December
2016
|
03:13 AM
America/Chicago

Thomas Talks: Focus on quality shines national spotlight on Methodist Healthcare Ministries

By George Thomas, chief operating officer

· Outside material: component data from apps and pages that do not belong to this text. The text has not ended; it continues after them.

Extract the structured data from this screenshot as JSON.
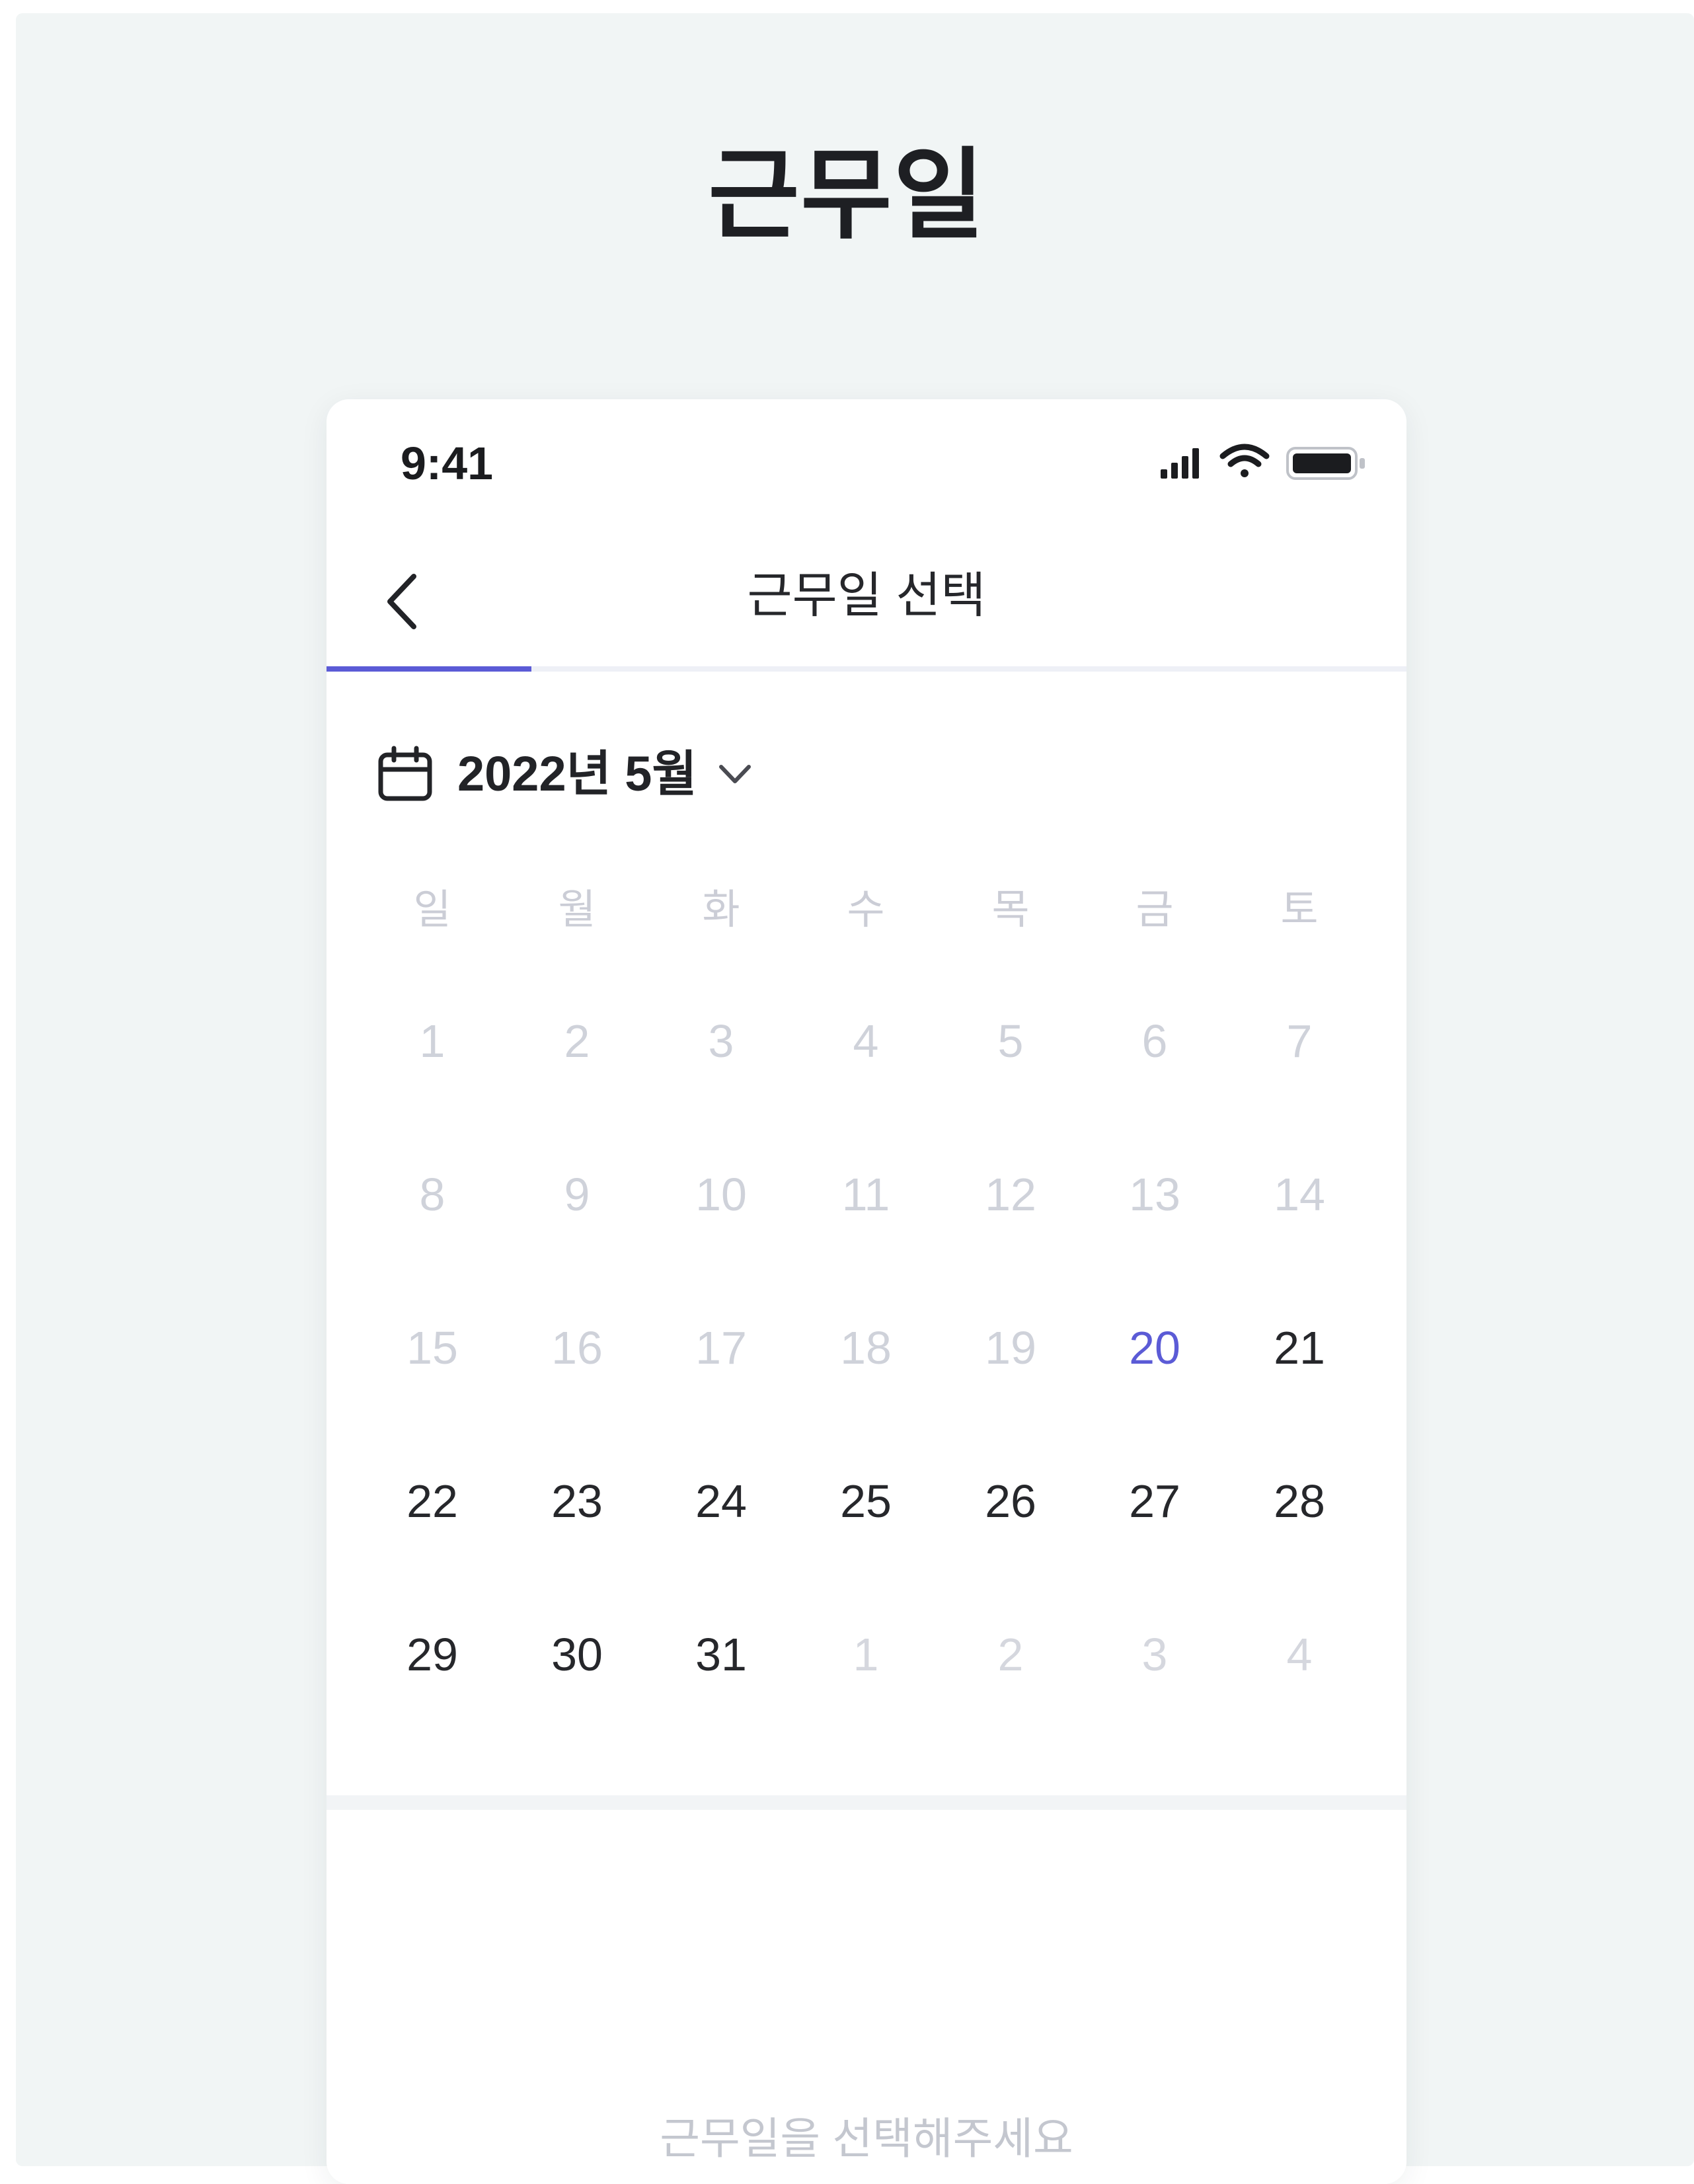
{
  "header": {
    "title": "근무일"
  },
  "status_bar": {
    "time": "9:41",
    "icons": [
      "signal-icon",
      "wifi-icon",
      "battery-icon"
    ]
  },
  "nav": {
    "back_icon": "chevron-left-icon",
    "title": "근무일 선택"
  },
  "progress": {
    "fraction": 0.19,
    "color": "#5b5bd6"
  },
  "month_selector": {
    "icon": "calendar-icon",
    "label": "2022년 5월",
    "dropdown_icon": "chevron-down-icon"
  },
  "calendar": {
    "weekdays": [
      "일",
      "월",
      "화",
      "수",
      "목",
      "금",
      "토"
    ],
    "weeks": [
      [
        {
          "label": "1",
          "state": "disabled"
        },
        {
          "label": "2",
          "state": "disabled"
        },
        {
          "label": "3",
          "state": "disabled"
        },
        {
          "label": "4",
          "state": "disabled"
        },
        {
          "label": "5",
          "state": "disabled"
        },
        {
          "label": "6",
          "state": "disabled"
        },
        {
          "label": "7",
          "state": "disabled"
        }
      ],
      [
        {
          "label": "8",
          "state": "disabled"
        },
        {
          "label": "9",
          "state": "disabled"
        },
        {
          "label": "10",
          "state": "disabled"
        },
        {
          "label": "11",
          "state": "disabled"
        },
        {
          "label": "12",
          "state": "disabled"
        },
        {
          "label": "13",
          "state": "disabled"
        },
        {
          "label": "14",
          "state": "disabled"
        }
      ],
      [
        {
          "label": "15",
          "state": "disabled"
        },
        {
          "label": "16",
          "state": "disabled"
        },
        {
          "label": "17",
          "state": "disabled"
        },
        {
          "label": "18",
          "state": "disabled"
        },
        {
          "label": "19",
          "state": "disabled"
        },
        {
          "label": "20",
          "state": "today"
        },
        {
          "label": "21",
          "state": "available"
        }
      ],
      [
        {
          "label": "22",
          "state": "available"
        },
        {
          "label": "23",
          "state": "available"
        },
        {
          "label": "24",
          "state": "available"
        },
        {
          "label": "25",
          "state": "available"
        },
        {
          "label": "26",
          "state": "available"
        },
        {
          "label": "27",
          "state": "available"
        },
        {
          "label": "28",
          "state": "available"
        }
      ],
      [
        {
          "label": "29",
          "state": "available"
        },
        {
          "label": "30",
          "state": "available"
        },
        {
          "label": "31",
          "state": "available"
        },
        {
          "label": "1",
          "state": "outside"
        },
        {
          "label": "2",
          "state": "outside"
        },
        {
          "label": "3",
          "state": "outside"
        },
        {
          "label": "4",
          "state": "outside"
        }
      ]
    ]
  },
  "bottom_panel": {
    "hint": "근무일을 선택해주세요"
  },
  "colors": {
    "accent": "#5b5bd6",
    "page_background": "#f1f5f5",
    "text_primary": "#26272b",
    "text_disabled": "#cfd2da"
  }
}
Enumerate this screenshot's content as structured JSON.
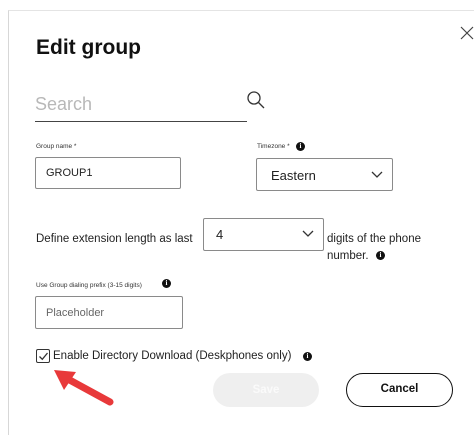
{
  "dialog": {
    "title": "Edit group",
    "accent_color": "#e8393a"
  },
  "search": {
    "placeholder": "Search",
    "value": ""
  },
  "group_name": {
    "label": "Group name *",
    "value": "GROUP1"
  },
  "timezone": {
    "label": "Timezone *",
    "value": "Eastern"
  },
  "extension": {
    "prefix_text": "Define extension length as last",
    "value": "4",
    "suffix_line1": "digits of the phone",
    "suffix_line2": "number."
  },
  "dialing_prefix": {
    "label": "Use Group dialing prefix (3-15 digits)",
    "placeholder": "Placeholder",
    "value": ""
  },
  "directory_download": {
    "label": "Enable Directory Download (Deskphones only)",
    "checked": true
  },
  "buttons": {
    "save_label": "Save",
    "cancel_label": "Cancel"
  },
  "icons": {
    "close": "close-icon",
    "search": "search-icon",
    "info": "info-icon",
    "chevron": "chevron-down-icon",
    "check": "checkmark-icon",
    "annotation_arrow": "red-arrow"
  }
}
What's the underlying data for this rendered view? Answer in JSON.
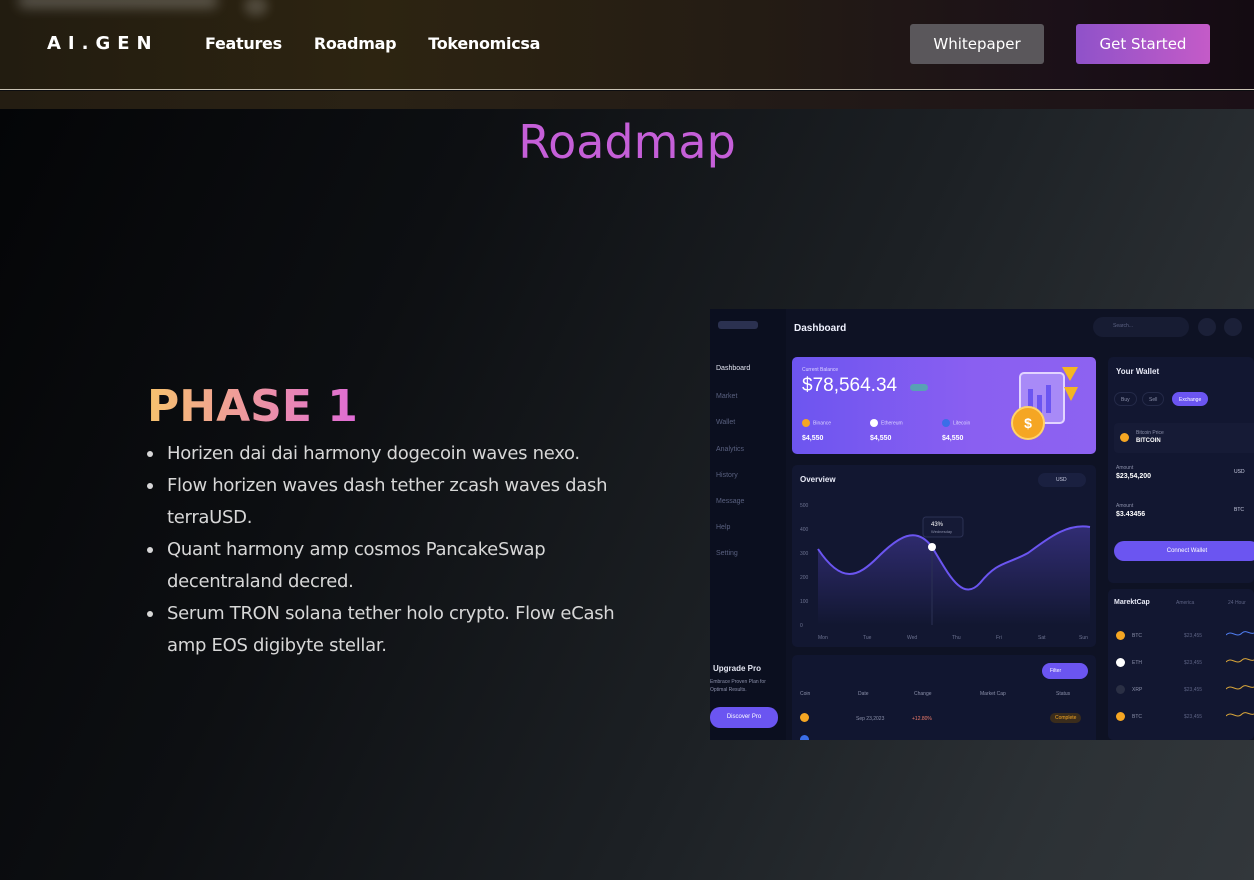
{
  "header": {
    "logo": "AI.GEN",
    "nav": [
      "Features",
      "Roadmap",
      "Tokenomicsa"
    ],
    "whitepaper_label": "Whitepaper",
    "get_started_label": "Get Started"
  },
  "main": {
    "title": "Roadmap",
    "phase_title": "PHASE 1",
    "bullets": [
      "Horizen dai dai harmony dogecoin waves nexo.",
      "Flow horizen waves dash tether zcash waves dash terraUSD.",
      "Quant harmony amp cosmos PancakeSwap decentraland decred.",
      "Serum TRON solana tether holo crypto. Flow eCash amp EOS digibyte stellar."
    ]
  },
  "dashboard_image": {
    "title": "Dashboard",
    "search_placeholder": "Search...",
    "sidebar": [
      "Dashboard",
      "Market",
      "Wallet",
      "Analytics",
      "History",
      "Message",
      "Help",
      "Setting"
    ],
    "upgrade_title": "Upgrade Pro",
    "upgrade_sub": "Embrace Proven Plan for Optimal Results.",
    "discover_label": "Discover Pro",
    "balance_label": "Current Balance",
    "balance_value": "$78,564.34",
    "coins": [
      {
        "name": "Binance",
        "amount": "$4,550"
      },
      {
        "name": "Ethereum",
        "amount": "$4,550"
      },
      {
        "name": "Litecoin",
        "amount": "$4,550"
      }
    ],
    "overview_title": "Overview",
    "overview_currency": "USD",
    "chart_tooltip_value": "43%",
    "chart_tooltip_day": "Wednesday",
    "y_ticks": [
      "500",
      "400",
      "300",
      "200",
      "100",
      "0"
    ],
    "x_ticks": [
      "Mon",
      "Tue",
      "Wed",
      "Thu",
      "Fri",
      "Sat",
      "Sun"
    ],
    "filter_label": "Filter",
    "table_headers": [
      "Coin",
      "Date",
      "Change",
      "Market Cap",
      "Status"
    ],
    "table_row": {
      "date": "Sep 23,2023",
      "change": "+12.80%",
      "status": "Complete"
    },
    "wallet_title": "Your Wallet",
    "wallet_tabs": [
      "Buy",
      "Sell",
      "Exchange"
    ],
    "bitcoin_price_label": "Bitcoin Price",
    "bitcoin_label": "BITCOIN",
    "amount_label": "Amount",
    "amount_1": "$23,54,200",
    "amount_1_cur": "USD",
    "amount_2": "$3.43456",
    "amount_2_cur": "BTC",
    "connect_label": "Connect Wallet",
    "marketcap_title": "MarektCap",
    "marketcap_region": "America",
    "marketcap_period": "24 Hour",
    "marketcap_rows": [
      {
        "sym": "BTC",
        "val": "$23,455"
      },
      {
        "sym": "ETH",
        "val": "$23,455"
      },
      {
        "sym": "XRP",
        "val": "$23,455"
      },
      {
        "sym": "BTC",
        "val": "$23,455"
      }
    ]
  }
}
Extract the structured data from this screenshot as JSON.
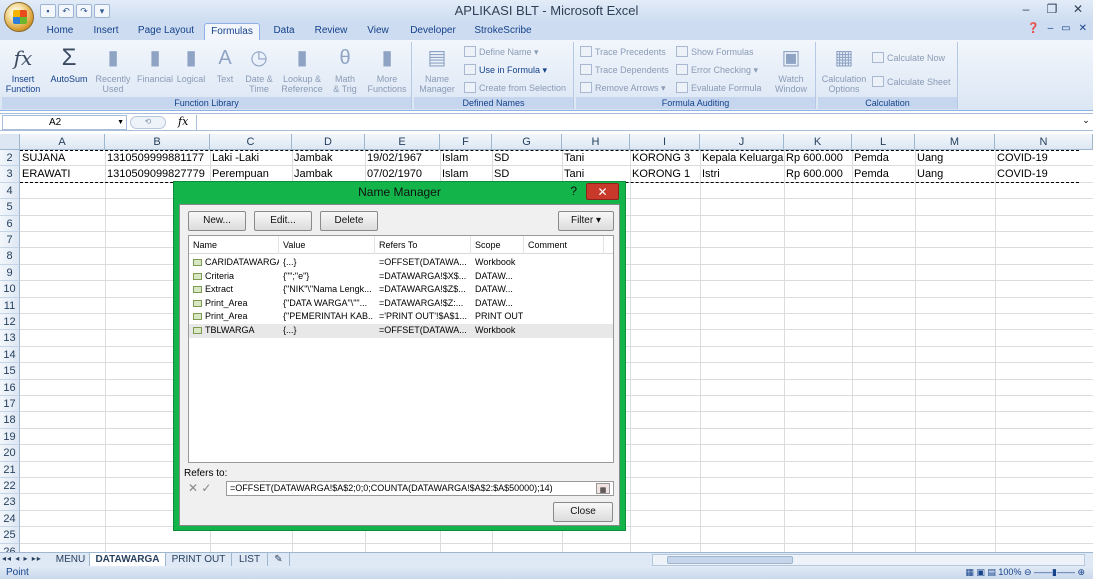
{
  "title": "APLIKASI BLT - Microsoft Excel",
  "ribbon_tabs": [
    "Home",
    "Insert",
    "Page Layout",
    "Formulas",
    "Data",
    "Review",
    "View",
    "Developer",
    "StrokeScribe"
  ],
  "active_tab": "Formulas",
  "ribbon": {
    "function_library": {
      "label": "Function Library",
      "insert_function": "Insert\nFunction",
      "autosum": "AutoSum",
      "recently_used": "Recently\nUsed",
      "financial": "Financial",
      "logical": "Logical",
      "text": "Text",
      "date_time": "Date &\nTime",
      "lookup_reference": "Lookup &\nReference",
      "math_trig": "Math\n& Trig",
      "more_functions": "More\nFunctions"
    },
    "defined_names": {
      "label": "Defined Names",
      "name_manager": "Name\nManager",
      "define_name": "Define Name",
      "use_in_formula": "Use in Formula",
      "create_from_selection": "Create from Selection"
    },
    "formula_auditing": {
      "label": "Formula Auditing",
      "trace_precedents": "Trace Precedents",
      "trace_dependents": "Trace Dependents",
      "remove_arrows": "Remove Arrows",
      "show_formulas": "Show Formulas",
      "error_checking": "Error Checking",
      "evaluate_formula": "Evaluate Formula",
      "watch_window": "Watch\nWindow"
    },
    "calculation": {
      "label": "Calculation",
      "calculation_options": "Calculation\nOptions",
      "calculate_now": "Calculate Now",
      "calculate_sheet": "Calculate Sheet"
    }
  },
  "formula_bar": {
    "name_box": "A2",
    "fx": "fx"
  },
  "columns": [
    "A",
    "B",
    "C",
    "D",
    "E",
    "F",
    "G",
    "H",
    "I",
    "J",
    "K",
    "L",
    "M",
    "N"
  ],
  "rows": [
    "2",
    "3",
    "4",
    "5",
    "6",
    "7",
    "8",
    "9",
    "10",
    "11",
    "12",
    "13",
    "14",
    "15",
    "16",
    "17",
    "18",
    "19",
    "20",
    "21",
    "22",
    "23",
    "24",
    "25",
    "26"
  ],
  "cells": {
    "row2": [
      "SUJANA",
      "1310509999881177",
      "Laki -Laki",
      "Jambak",
      "19/02/1967",
      "Islam",
      "SD",
      "Tani",
      "KORONG 3",
      "Kepala Keluarga",
      "Rp 600.000",
      "Pemda",
      "Uang",
      "COVID-19"
    ],
    "row3": [
      "ERAWATI",
      "1310509099827779",
      "Perempuan",
      "Jambak",
      "07/02/1970",
      "Islam",
      "SD",
      "Tani",
      "KORONG 1",
      "Istri",
      "Rp 600.000",
      "Pemda",
      "Uang",
      "COVID-19"
    ]
  },
  "sheet_tabs": [
    "MENU",
    "DATAWARGA",
    "PRINT OUT",
    "LIST"
  ],
  "active_sheet": "DATAWARGA",
  "status": "Point",
  "zoom": "100%",
  "dialog": {
    "title": "Name Manager",
    "help": "?",
    "close": "✕",
    "buttons": {
      "new": "New...",
      "edit": "Edit...",
      "delete": "Delete",
      "filter": "Filter"
    },
    "headers": [
      "Name",
      "Value",
      "Refers To",
      "Scope",
      "Comment"
    ],
    "names": [
      {
        "name": "CARIDATAWARGA",
        "value": "{...}",
        "refers_to": "=OFFSET(DATAWA...",
        "scope": "Workbook",
        "comment": ""
      },
      {
        "name": "Criteria",
        "value": "{\"\";\"e\"}",
        "refers_to": "=DATAWARGA!$X$...",
        "scope": "DATAW...",
        "comment": ""
      },
      {
        "name": "Extract",
        "value": "{\"NIK\"\\\"Nama Lengk...",
        "refers_to": "=DATAWARGA!$Z$...",
        "scope": "DATAW...",
        "comment": ""
      },
      {
        "name": "Print_Area",
        "value": "{\"DATA WARGA\"\\\"\"...",
        "refers_to": "=DATAWARGA!$Z:...",
        "scope": "DATAW...",
        "comment": ""
      },
      {
        "name": "Print_Area",
        "value": "{\"PEMERINTAH KAB...",
        "refers_to": "='PRINT OUT'!$A$1...",
        "scope": "PRINT OUT",
        "comment": ""
      },
      {
        "name": "TBLWARGA",
        "value": "{...}",
        "refers_to": "=OFFSET(DATAWA...",
        "scope": "Workbook",
        "comment": ""
      }
    ],
    "selected_index": 5,
    "refers_to_label": "Refers to:",
    "refers_to_value": "=OFFSET(DATAWARGA!$A$2;0;0;COUNTA(DATAWARGA!$A$2:$A$50000);14)",
    "close_button": "Close"
  }
}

As Chief Operating Officer at Methodist Healthcare Ministries, preparing for the new year means looking at the closing year to evaluate the degree to which the organization's operations achieved the objectives set by our board of directors and what processes are needed to achieve our goals or build upon them moving forward. As they say, "Hindsight is 20/20." There is always more we can do to improve—especially when I think about the lives this organization touches. We must constantly challenge ourselves to ask: "What can we do better, more efficiently, or in a way that more people can be served?" and "How can we be sure we are making a measurable, positive impact in our patients' health outcomes?" I know every team member at Methodist Healthcare Ministries is driven by the desire to do more for our patients; to make our communities healthier. It's why we invest so heavily in our performance management systems and utilize evidence-based models of care to ensure we offer the highest degree of quality in our programs and services. That investment and focus on quality is why Methodist Healthcare Ministries recently captured the attention of the Agency for Healthcare Research and Quality (AHRQ) – the lead federal agency charged with improving the safety and quality of America's health care system. AHRQ recently featured Methodist Healthcare Ministries' Wesley Health & Wellness Center in San Antonio as part of their New Models of Primary Care Workforce and Financing study which examines the workforce that is needed to deliver fully comprehensive, high-quality primary care across the United States.

They visited with us in April to get a full view of our model of care, including our staffing structure and how it influences patient care. We spoke on how motivational interviewing training for our teams helps us to facilitate personal growth and behavior change in our patients/clients. And, we talked about how de-escalation education helps to provide our clinicians and front line staff with techniques to prevent the intensification of risky or potentially harmful situations. Their focus and interest centered on how we create and maintain an integrated care model, with consideration to the social determinants of health and how our holistic programming influences our patients' outcomes.

We also explored how morning huddles keep our interdisciplinary team on the same page, how rounding gives us consistent and steady feedback, and spoke to the importance of co-location – all being under the same roof.

Beyond in-person and inter-care collaboration, we highlighted how internal electronic health records, and our involvement in a citywide health information exchange network, help to keep clinicians well informed of patient history and better manage care. We explained how warm handoffs between our medical, dental and behavioral health team help us to build trust with our patients while providing comprehensive care, and how to meet the cultural needs of our patient population. And, of course, we stressed the high value we place on training and professional development as part of continuous quality improvement.

Hindsight is indeed 20/20. Looking back at these last few years, and seeing the culmination of all the organization's hard work being reflected in the AHRQ study, gives me great pride and motivates me to do more for our patients and clients. From the provision of services to those we fund through partnerships, this organization has made great strides in creating access to quality care for our patients, but also helping them to achieve better health outcomes. Above all, I am proud of the dedication and hard work our team puts into bringing life to our mission of "Serving Humanity to Honor God."